A Clinical Performance Exercise for MedicinePediatrics Residents Emphasizing Complex Psychosocial Skills

Duke, Mary B. MD; Griffith, Charles H. III MD, MSPH; Haist, Steven A. MD, MS; Wilson, John F. PhD

Academic Medicine:
Educating Physicians: Research Reports
Abstract

Purpose. To assess the skills of internal medicine—pediatrics (med—peds) residents in evaluating and counseling patients with complex psychosocial problems using a clinical performance exercise (CPE).

Method. The authors designed a 13-station CPE [nine standardized-patient (SP) stations and four non-SP stations]. Eight of the SP stations focused on counseling or assessing complex psychosocial needs, and three were videotaped and analyzed for specific verbal and nonverbal communication skills. Residents completed a written task for each station and SPs completed a checklist on interviewing and communication skills and a 52-item patient's-satisfaction survey. All first- and third-year residents (n = 25) from two academic years participated.

Results. The range of the average scores on the nine SP stations was 43–75%. The residents performed better with common problems (newborn hospital discharge instructions and cardiac risk-factor counseling) than with more complex problems that are less often encountered in the institution (HIV counseling), or problems less often recognized (adult survivor of childhood sexual abuse). As expected, third-year residents scored better than did first-year residents on the written “plan” part of the SP stations and on the non-SP stations. Third-year and first-year residents had similar scores, however, on measures of verbal and nonverbal communication and patient's satisfaction, and for gathering data and providing information.

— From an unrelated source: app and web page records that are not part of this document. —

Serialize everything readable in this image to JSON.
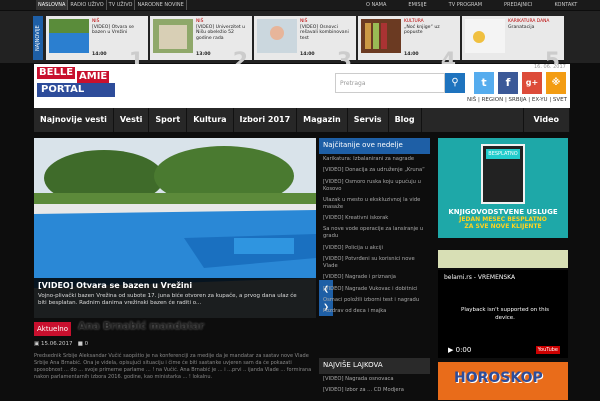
{
  "topbar": {
    "left": [
      "NASLOVNA",
      "RADIO UŽIVO",
      "TV UŽIVO",
      "NARODNE NOVINE"
    ],
    "right": [
      "O NAMA",
      "EMISIJE",
      "TV PROGRAM",
      "PREDAJNICI",
      "KONTAKT"
    ]
  },
  "strip": {
    "label": "NAJNOVIJE",
    "cards": [
      {
        "cat": "NIŠ",
        "title": "[VIDEO] Otvara se bazen u Vrežini",
        "time": "14:00",
        "num": "1"
      },
      {
        "cat": "NIŠ",
        "title": "[VIDEO] Univerzitet u Nišu obeležio 52 godine rada",
        "time": "13:00",
        "num": "2"
      },
      {
        "cat": "NIŠ",
        "title": "[VIDEO] Osnovci rešavali kombinovani test",
        "time": "14:00",
        "num": "3"
      },
      {
        "cat": "KULTURA",
        "title": "„Noć knjige“ uz popuste",
        "time": "14:00",
        "num": "4"
      },
      {
        "cat": "KARIKATURA DANA",
        "title": "Granatacija",
        "time": "",
        "num": "5"
      }
    ]
  },
  "header": {
    "logo1": "BELLE",
    "logo2": "AMIE",
    "logo3": "PORTAL",
    "search_placeholder": "Pretraga",
    "date": "16. 06. 2017",
    "lang": "NIŠ | REGION | SRBIJA | EX-YU | SVET"
  },
  "nav": [
    "Najnovije vesti",
    "Vesti",
    "Sport",
    "Kultura",
    "Izbori 2017",
    "Magazin",
    "Servis",
    "Blog"
  ],
  "nav_video": "Video",
  "featured": {
    "title": "[VIDEO] Otvara se bazen u Vrežini",
    "desc": "Vojno-plivački bazen Vrežina od subote 17. juna biće otvoren za kupače, a prvog dana ulaz će biti besplatan. Radnim danima vrežinski bazen će raditi o..."
  },
  "aktuelno": {
    "badge": "Aktuelno",
    "title": "Ana Brnabić mandatar",
    "date": "15.06.2017",
    "comments": "0",
    "body": "Predsednik Srbije Aleksandar Vučić saopštio je na konferenciji za medije da je mandatar za sastav nove Vlade Srbije Ana Brnabić. Ona je videla, opisujući situaciju i čime će biti sastanke uvjeren sam da će pokazati sposobnost ... do ... svoje primerne parlame ... ! na Vučić. Ana Brnabić je ... i ...prvi .. ijanda Vlade ... formirana nakon parlamentarnih izbora 2016. godine, kao ministarka ... ! lokalnu."
  },
  "middle": {
    "head1": "Najčitanije ove nedelje",
    "items": [
      "Karikatura: Izbalanirani za nagrade",
      "[VIDEO] Donacija za udruženje „Kruna“",
      "[VIDEO] Osmoro ruska koju upućuju u Kosovo",
      "Ulazak u mesto u ekskluzivnoj la vide masaže",
      "[VIDEO] Kreativni iskorak",
      "Sa nove vode operacije za lansiranje u gradu",
      "[VIDEO] Policija u akciji",
      "[VIDEO] Potvrđeni su korisnici nove Vlade",
      "[VIDEO] Nagrade i priznanja",
      "[VIDEO] Nagrade Vukovac i dobitnici",
      "Osmaci položili izborni test i nagradu",
      "Pozdrav od deca i majka"
    ],
    "head2": "NAJVIŠE LAJKOVA",
    "items2": [
      "[VIDEO] Nagrada osnovaca",
      "[VIDEO] Izbor za ... CD Modjera"
    ]
  },
  "right": {
    "calc_label": "BESPLATNO",
    "ad_line1": "KNJIGOVODSTVENE USLUGE",
    "ad_line2": "JEDAN MESEC BESPLATNO",
    "ad_line3": "ZA SVE NOVE KLIJENTE",
    "video_title": "belami.rs - VREMENSKA",
    "video_msg": "Playback isn't supported on this device.",
    "video_time": "0:00",
    "yt": "YouTube",
    "horoscope": "HOROSKOP"
  },
  "colors": {
    "accent": "#1e5fa6",
    "red": "#c8102e",
    "bg": "#0d0d0d"
  }
}
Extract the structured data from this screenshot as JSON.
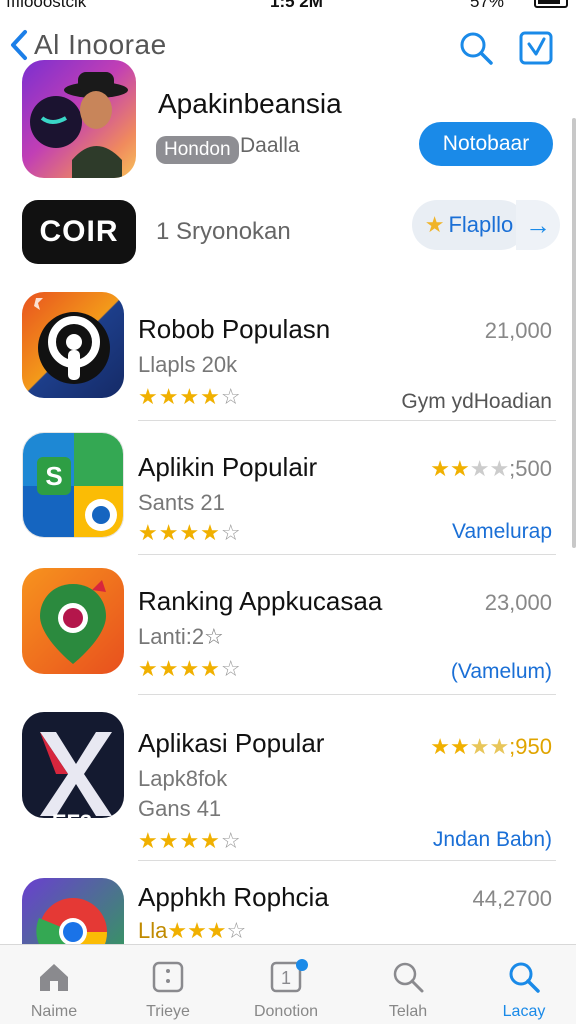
{
  "status": {
    "carrier": "ııılooostcik",
    "time": "1:5 2M",
    "battery": "57%"
  },
  "nav": {
    "back_label": "Al Inoorae"
  },
  "featured": {
    "title": "Apakinbeansia",
    "chip": "Hondon",
    "sub": "Daalla",
    "button": "Notobaar"
  },
  "promo": {
    "logo": "COIR",
    "text": "1 Sryonokan",
    "button": "Flapllo"
  },
  "apps": [
    {
      "name": "Robob Populasn",
      "meta1": "Llapls 20k",
      "meta2": "",
      "right_num": "21,000",
      "right_rating": "",
      "link": "Gym ydHoadian",
      "stars": 4
    },
    {
      "name": "Aplikin Populair",
      "meta1": "Sants 21",
      "meta2": "",
      "right_num": "",
      "right_rating": ";500",
      "link": "Vamelurap",
      "stars": 4
    },
    {
      "name": "Ranking Appkucasaa",
      "meta1": "Lanti:2☆",
      "meta2": "",
      "right_num": "23,000",
      "right_rating": "",
      "link": "(Vamelum)",
      "stars": 4
    },
    {
      "name": "Aplikasi Popular",
      "meta1": "Lapk8fok",
      "meta2": "Gans 41",
      "right_num": "",
      "right_rating": ";950",
      "link": "Jndan Babn)",
      "stars": 4
    },
    {
      "name": "Apphkh Rophcia",
      "meta1": "Lla",
      "meta2": "",
      "right_num": "44,2700",
      "right_rating": "",
      "link": "",
      "stars": 3
    }
  ],
  "tabs": [
    {
      "label": "Naime",
      "icon": "home-icon"
    },
    {
      "label": "Trieye",
      "icon": "grid-icon"
    },
    {
      "label": "Donotion",
      "icon": "notification-icon"
    },
    {
      "label": "Telah",
      "icon": "search-icon"
    },
    {
      "label": "Lacay",
      "icon": "search-icon"
    }
  ],
  "colors": {
    "accent": "#1a8ae8",
    "star": "#f0b000"
  }
}
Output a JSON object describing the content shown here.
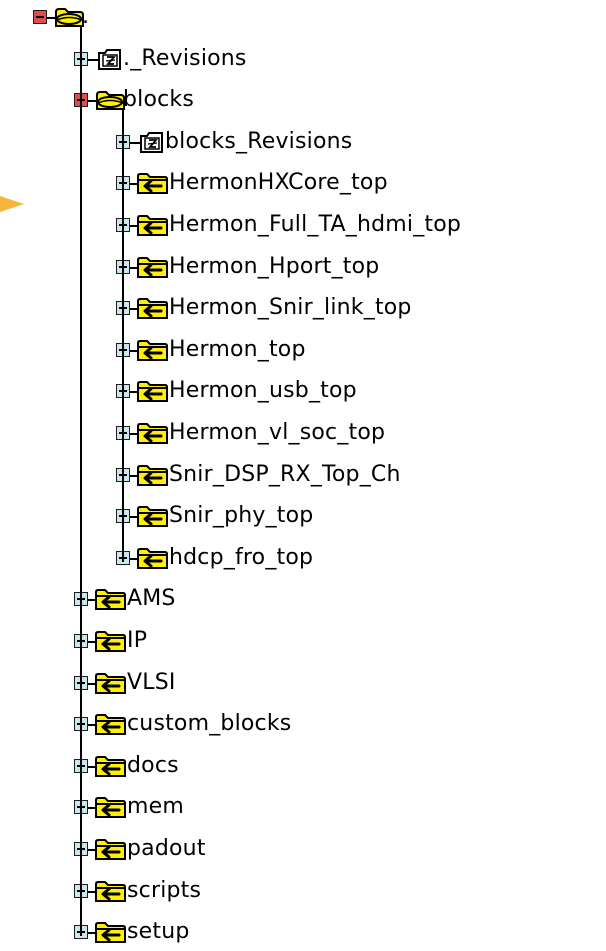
{
  "colors": {
    "folder_fill": "#ffef00",
    "folder_outline": "#000000",
    "expand_box": "#c9e7ee",
    "collapse_box": "#e14b4b",
    "pointer_arrow": "#f7b53b"
  },
  "tree": {
    "root": {
      "label": ".",
      "expanded": true,
      "icon": "open-folder-icon"
    },
    "children": [
      {
        "label": "._Revisions",
        "icon": "revision-folder-icon",
        "expanded": false
      },
      {
        "label": "blocks",
        "icon": "open-folder-icon",
        "expanded": true,
        "children": [
          {
            "label": "blocks_Revisions",
            "icon": "revision-folder-icon",
            "expanded": false
          },
          {
            "label": "HermonHXCore_top",
            "icon": "linked-folder-icon",
            "expanded": false
          },
          {
            "label": "Hermon_Full_TA_hdmi_top",
            "icon": "linked-folder-icon",
            "expanded": false
          },
          {
            "label": "Hermon_Hport_top",
            "icon": "linked-folder-icon",
            "expanded": false
          },
          {
            "label": "Hermon_Snir_link_top",
            "icon": "linked-folder-icon",
            "expanded": false
          },
          {
            "label": "Hermon_top",
            "icon": "linked-folder-icon",
            "expanded": false
          },
          {
            "label": "Hermon_usb_top",
            "icon": "linked-folder-icon",
            "expanded": false
          },
          {
            "label": "Hermon_vl_soc_top",
            "icon": "linked-folder-icon",
            "expanded": false
          },
          {
            "label": "Snir_DSP_RX_Top_Ch",
            "icon": "linked-folder-icon",
            "expanded": false
          },
          {
            "label": "Snir_phy_top",
            "icon": "linked-folder-icon",
            "expanded": false
          },
          {
            "label": "hdcp_fro_top",
            "icon": "linked-folder-icon",
            "expanded": false
          }
        ]
      },
      {
        "label": "AMS",
        "icon": "linked-folder-icon",
        "expanded": false
      },
      {
        "label": "IP",
        "icon": "linked-folder-icon",
        "expanded": false
      },
      {
        "label": "VLSI",
        "icon": "linked-folder-icon",
        "expanded": false
      },
      {
        "label": "custom_blocks",
        "icon": "linked-folder-icon",
        "expanded": false
      },
      {
        "label": "docs",
        "icon": "linked-folder-icon",
        "expanded": false
      },
      {
        "label": "mem",
        "icon": "linked-folder-icon",
        "expanded": false
      },
      {
        "label": "padout",
        "icon": "linked-folder-icon",
        "expanded": false
      },
      {
        "label": "scripts",
        "icon": "linked-folder-icon",
        "expanded": false
      },
      {
        "label": "setup",
        "icon": "linked-folder-icon",
        "expanded": false
      }
    ]
  }
}
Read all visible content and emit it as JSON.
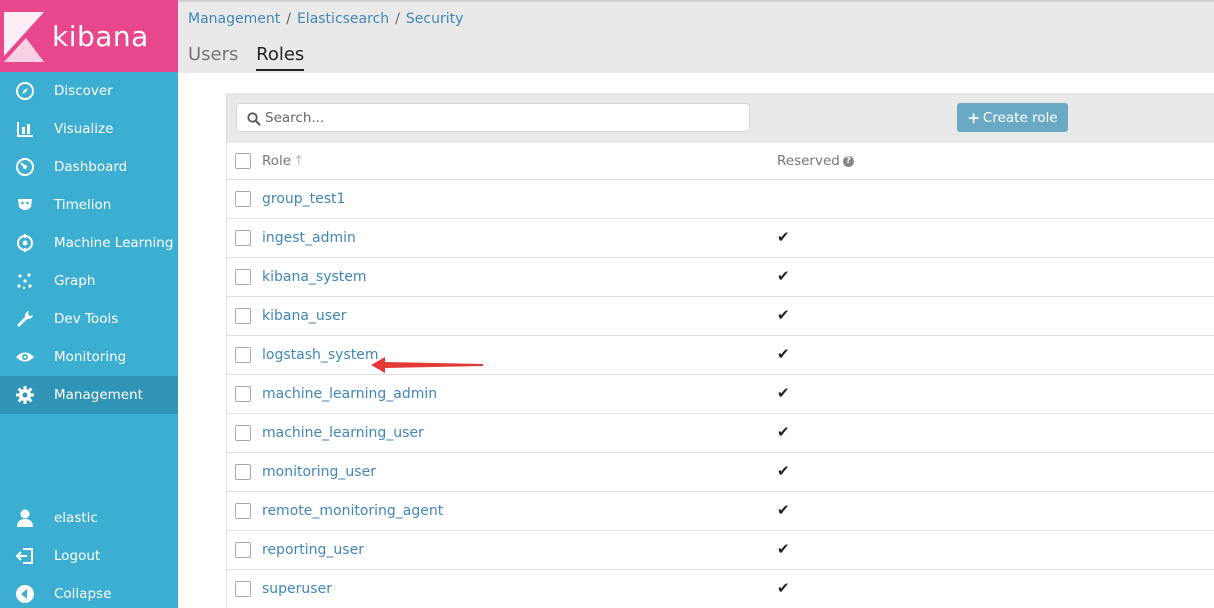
{
  "brand": {
    "name": "kibana",
    "color": "#e8488b"
  },
  "sidebar": {
    "items": [
      {
        "label": "Discover",
        "icon": "compass-icon"
      },
      {
        "label": "Visualize",
        "icon": "bar-chart-icon"
      },
      {
        "label": "Dashboard",
        "icon": "dashboard-icon"
      },
      {
        "label": "Timelion",
        "icon": "timelion-icon"
      },
      {
        "label": "Machine Learning",
        "icon": "machine-learning-icon"
      },
      {
        "label": "Graph",
        "icon": "graph-icon"
      },
      {
        "label": "Dev Tools",
        "icon": "wrench-icon"
      },
      {
        "label": "Monitoring",
        "icon": "eye-icon"
      },
      {
        "label": "Management",
        "icon": "gear-icon",
        "active": true
      }
    ],
    "bottom": [
      {
        "label": "elastic",
        "icon": "user-icon"
      },
      {
        "label": "Logout",
        "icon": "logout-icon"
      },
      {
        "label": "Collapse",
        "icon": "collapse-icon"
      }
    ]
  },
  "breadcrumb": [
    "Management",
    "Elasticsearch",
    "Security"
  ],
  "tabs": [
    {
      "label": "Users",
      "selected": false
    },
    {
      "label": "Roles",
      "selected": true
    }
  ],
  "search": {
    "placeholder": "Search...",
    "value": ""
  },
  "toolbar": {
    "create_label": "Create role"
  },
  "table": {
    "headers": {
      "role": "Role",
      "reserved": "Reserved"
    },
    "rows": [
      {
        "name": "group_test1",
        "reserved": false
      },
      {
        "name": "ingest_admin",
        "reserved": true
      },
      {
        "name": "kibana_system",
        "reserved": true
      },
      {
        "name": "kibana_user",
        "reserved": true
      },
      {
        "name": "logstash_system",
        "reserved": true
      },
      {
        "name": "machine_learning_admin",
        "reserved": true
      },
      {
        "name": "machine_learning_user",
        "reserved": true
      },
      {
        "name": "monitoring_user",
        "reserved": true
      },
      {
        "name": "remote_monitoring_agent",
        "reserved": true
      },
      {
        "name": "reporting_user",
        "reserved": true
      },
      {
        "name": "superuser",
        "reserved": true
      }
    ]
  },
  "colors": {
    "sidebar": "#3caed2",
    "sidebar_active": "#2f94b5",
    "link": "#3f86b6",
    "button": "#6aa9c4",
    "annotation_arrow": "#e53935"
  }
}
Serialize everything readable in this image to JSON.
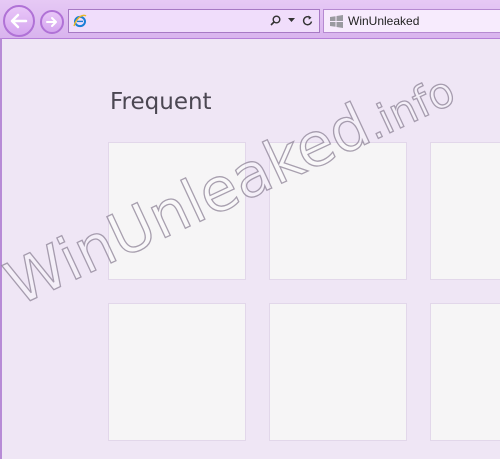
{
  "browser": {
    "address_value": "",
    "tab_title": "WinUnleaked"
  },
  "page": {
    "heading": "Frequent"
  },
  "watermark": {
    "main": "WinUnleaked",
    "suffix": ".info"
  },
  "colors": {
    "chrome": "#dcb8f0",
    "page_background": "#efe6f5",
    "tile": "#f6f5f6",
    "accent": "#b072d6"
  },
  "icons": [
    "back-arrow-icon",
    "forward-arrow-icon",
    "ie-logo-icon",
    "search-icon",
    "dropdown-icon",
    "refresh-icon",
    "windows-logo-icon"
  ]
}
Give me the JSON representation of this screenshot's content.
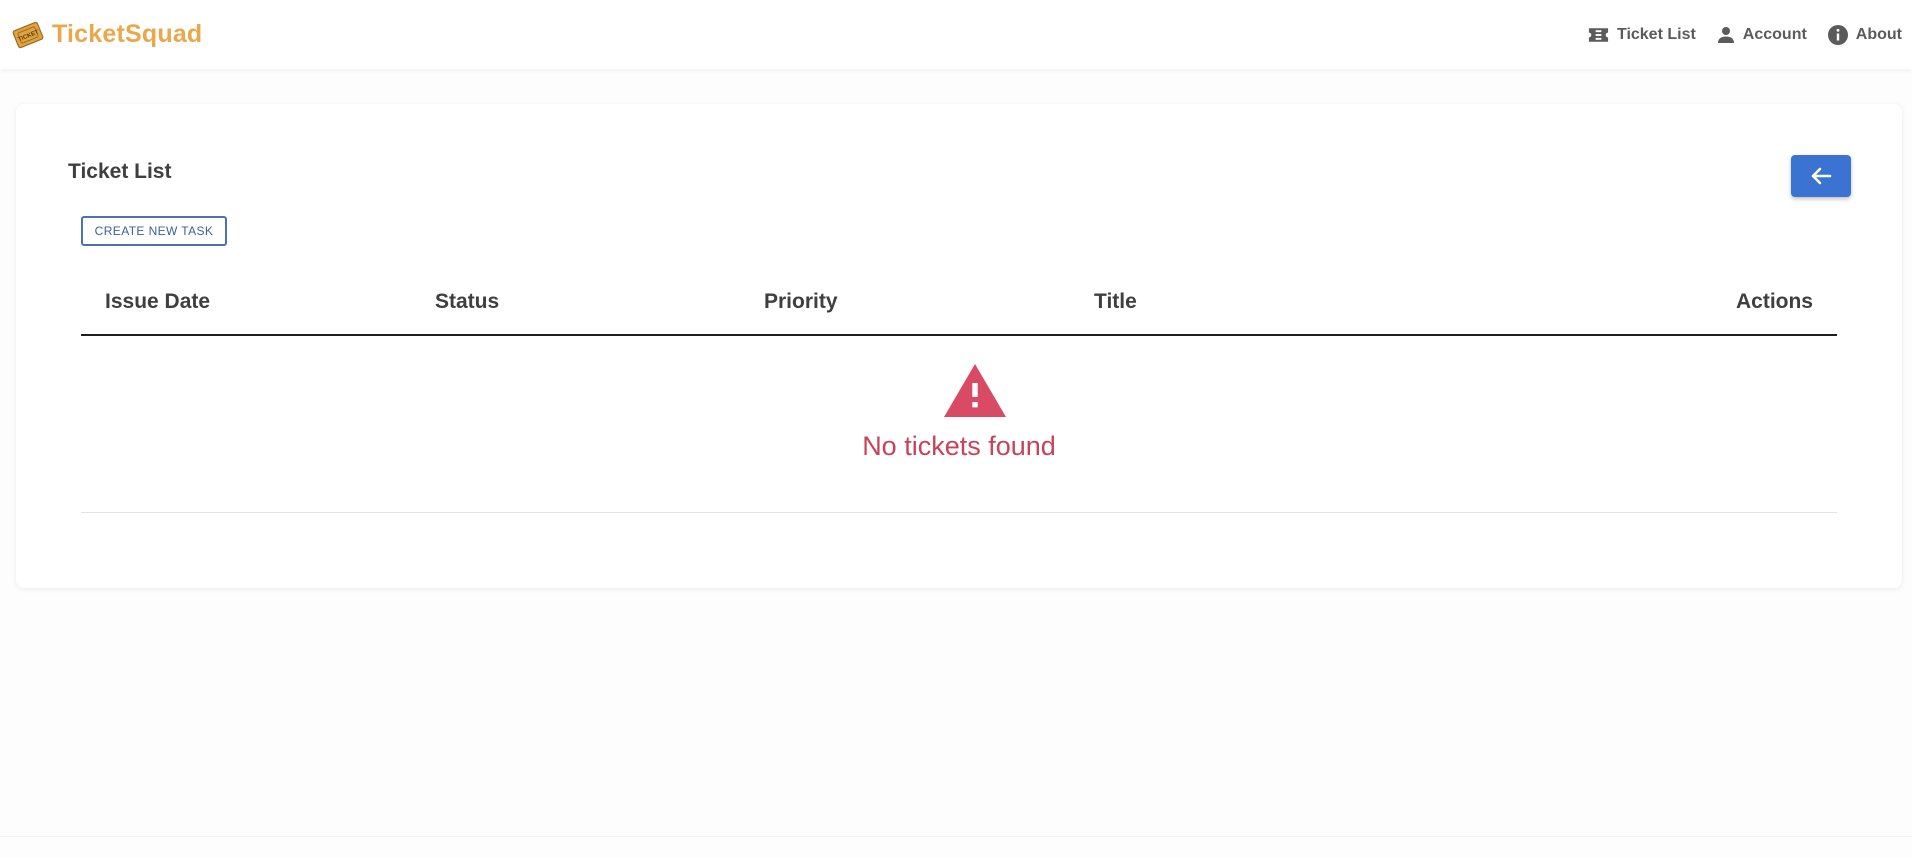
{
  "brand": {
    "name": "TicketSquad",
    "logo_icon": "ticket-logo-icon",
    "logo_text": "TICKET"
  },
  "nav": {
    "items": [
      {
        "label": "Ticket List",
        "icon": "ticket-icon"
      },
      {
        "label": "Account",
        "icon": "person-icon"
      },
      {
        "label": "About",
        "icon": "info-icon"
      }
    ]
  },
  "page": {
    "title": "Ticket List",
    "back_icon": "arrow-left-icon",
    "create_label": "CREATE NEW TASK"
  },
  "table": {
    "columns": [
      "Issue Date",
      "Status",
      "Priority",
      "Title",
      "Actions"
    ],
    "rows": []
  },
  "empty_state": {
    "icon": "warning-icon",
    "message": "No tickets found"
  },
  "colors": {
    "brand": "#e9a84c",
    "primary": "#3a73d1",
    "danger": "#d94b65",
    "outline": "#4c72b0"
  }
}
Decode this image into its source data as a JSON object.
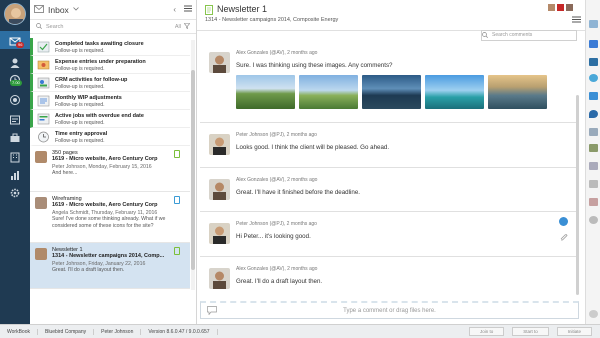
{
  "rail": {
    "badge_inbox": "96",
    "badge_time": "7.00"
  },
  "inbox": {
    "title": "Inbox",
    "search_placeholder": "Search",
    "filter_label": "All",
    "tasks": [
      {
        "title": "Completed tasks awaiting closure",
        "sub": "Follow-up is required."
      },
      {
        "title": "Expense entries under preparation",
        "sub": "Follow-up is required."
      },
      {
        "title": "CRM activities for follow-up",
        "sub": "Follow-up is required."
      },
      {
        "title": "Monthly WIP adjustments",
        "sub": "Follow-up is required."
      },
      {
        "title": "Active jobs with overdue end date",
        "sub": "Follow-up is required."
      },
      {
        "title": "Time entry approval",
        "sub": "Follow-up is required."
      }
    ],
    "messages": [
      {
        "l1": "350 pages",
        "l2": "1619 - Micro website, Aero Century Corp",
        "l3": "Peter Johnson, Monday, February 15, 2016",
        "l4": "And here..."
      },
      {
        "l1": "Wireframing",
        "l2": "1619 - Micro website, Aero Century Corp",
        "l3": "Angela Schmidt, Thursday, February 11, 2016",
        "l4": "Sure! I've done some thinking already. What if we considered some of these icons for the site?"
      },
      {
        "l1": "Newsletter 1",
        "l2": "1314 - Newsletter campaigns 2014, Comp...",
        "l3": "Peter Johnson, Friday, January 22, 2016",
        "l4": "Great. I'll do a draft layout then."
      }
    ]
  },
  "main": {
    "title": "Newsletter 1",
    "subtitle": "1314 - Newsletter campaigns 2014, Composite Energy",
    "comment_search_placeholder": "Search comments",
    "posts": [
      {
        "who": "Alex Gonzales (@AV), 2 months ago",
        "text": "Sure. I was thinking using these images. Any comments?"
      },
      {
        "who": "Peter Johnson (@PJ), 2 months ago",
        "text": "Looks good. I think the client will be pleased. Go ahead."
      },
      {
        "who": "Alex Gonzales (@AV), 2 months ago",
        "text": "Great. I'll have it finished before the deadline."
      },
      {
        "who": "Peter Johnson (@PJ), 2 months ago",
        "text": "Hi Peter... it's looking good."
      },
      {
        "who": "Alex Gonzales (@AV), 2 months ago",
        "text": "Great. I'll do a draft layout then."
      }
    ],
    "composer_placeholder": "Type a comment or drag files here."
  },
  "status": {
    "app": "WorkBook",
    "company": "Bluebird Company",
    "user": "Peter Johnson",
    "version": "Version 8.6.0.47 / 9.0.0.657",
    "btn1": "Join to",
    "btn2": "Start to",
    "btn3": "Initiate"
  },
  "colors": {
    "rail": "#1f3a52",
    "accent": "#2d6fa3",
    "selected": "#d4e3f1",
    "followup": "#3aa54a"
  }
}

Conclusion. This is the first performance-based evaluation of residents in a combined med—peds residency program. The stations addressed more complex clinical skills than those reported for objective structured clinical evaluations of residents.

Author Information

Dr. Duke is associate professor, Dr. Griffith is associate professor, and Dr. Haist is professor, Division of General Internal Medicine, and Dr. Wilson is professor, Department of Behavioral Science. All are at the University of Kentucky College of Medicine, Lexington.

Correspondence and requests for reprints should be addressed to Dr. Duke, K512 Kentucky Clinic, University of Kentucky 740 S. Limestone, Lexington, KY 40536-0284; e-mail: 〈mbduke2@uky.edu〉.

This project was supported in part by a Residency Training in Internal Medicine/Pediatrics grant from the Health Resources and Services Administration and does not necessarily reflect the opinion or policies of the Health Resources and Services Administration.

© 2001 Association of American Medical Colleges